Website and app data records
· · · · ·
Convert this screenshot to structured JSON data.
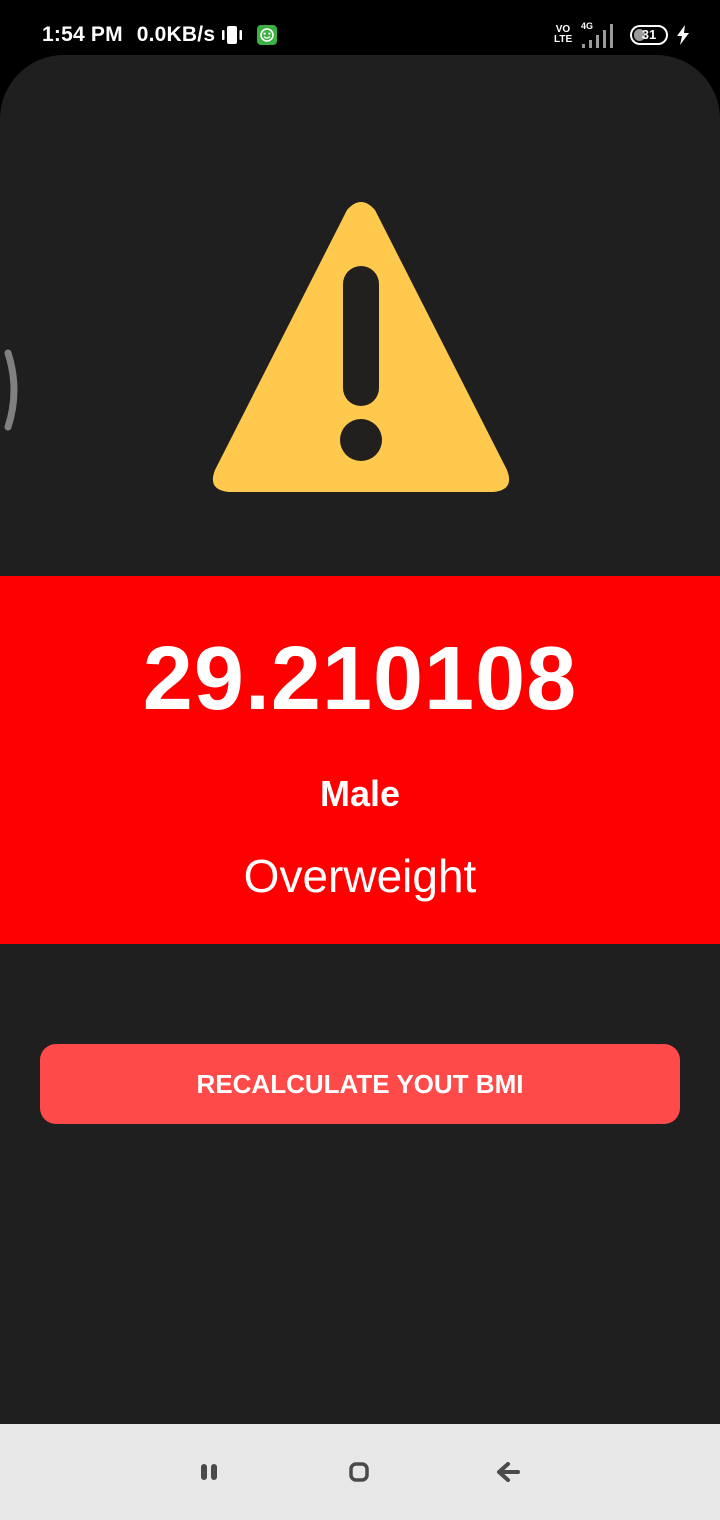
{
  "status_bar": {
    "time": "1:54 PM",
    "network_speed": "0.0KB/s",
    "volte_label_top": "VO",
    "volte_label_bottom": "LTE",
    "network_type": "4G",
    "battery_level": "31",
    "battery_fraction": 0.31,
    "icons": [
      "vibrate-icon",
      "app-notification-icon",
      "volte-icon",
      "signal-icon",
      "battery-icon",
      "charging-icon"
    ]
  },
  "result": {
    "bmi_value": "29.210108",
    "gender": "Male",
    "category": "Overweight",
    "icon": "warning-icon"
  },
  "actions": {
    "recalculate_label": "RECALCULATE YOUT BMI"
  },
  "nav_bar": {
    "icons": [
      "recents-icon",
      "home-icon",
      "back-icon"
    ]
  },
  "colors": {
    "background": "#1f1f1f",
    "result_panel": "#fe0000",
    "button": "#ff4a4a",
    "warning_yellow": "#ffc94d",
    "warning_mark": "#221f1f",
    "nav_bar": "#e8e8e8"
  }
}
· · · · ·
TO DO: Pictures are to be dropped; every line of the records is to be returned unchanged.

TASK OUTPUT:
Convert this screenshot to structured JSON data.
{
  "status_bar": {
    "time": "1:54 PM",
    "network_speed": "0.0KB/s",
    "volte_label_top": "VO",
    "volte_label_bottom": "LTE",
    "network_type": "4G",
    "battery_level": "31",
    "battery_fraction": 0.31,
    "icons": [
      "vibrate-icon",
      "app-notification-icon",
      "volte-icon",
      "signal-icon",
      "battery-icon",
      "charging-icon"
    ]
  },
  "result": {
    "bmi_value": "29.210108",
    "gender": "Male",
    "category": "Overweight",
    "icon": "warning-icon"
  },
  "actions": {
    "recalculate_label": "RECALCULATE YOUT BMI"
  },
  "nav_bar": {
    "icons": [
      "recents-icon",
      "home-icon",
      "back-icon"
    ]
  },
  "colors": {
    "background": "#1f1f1f",
    "result_panel": "#fe0000",
    "button": "#ff4a4a",
    "warning_yellow": "#ffc94d",
    "warning_mark": "#221f1f",
    "nav_bar": "#e8e8e8"
  }
}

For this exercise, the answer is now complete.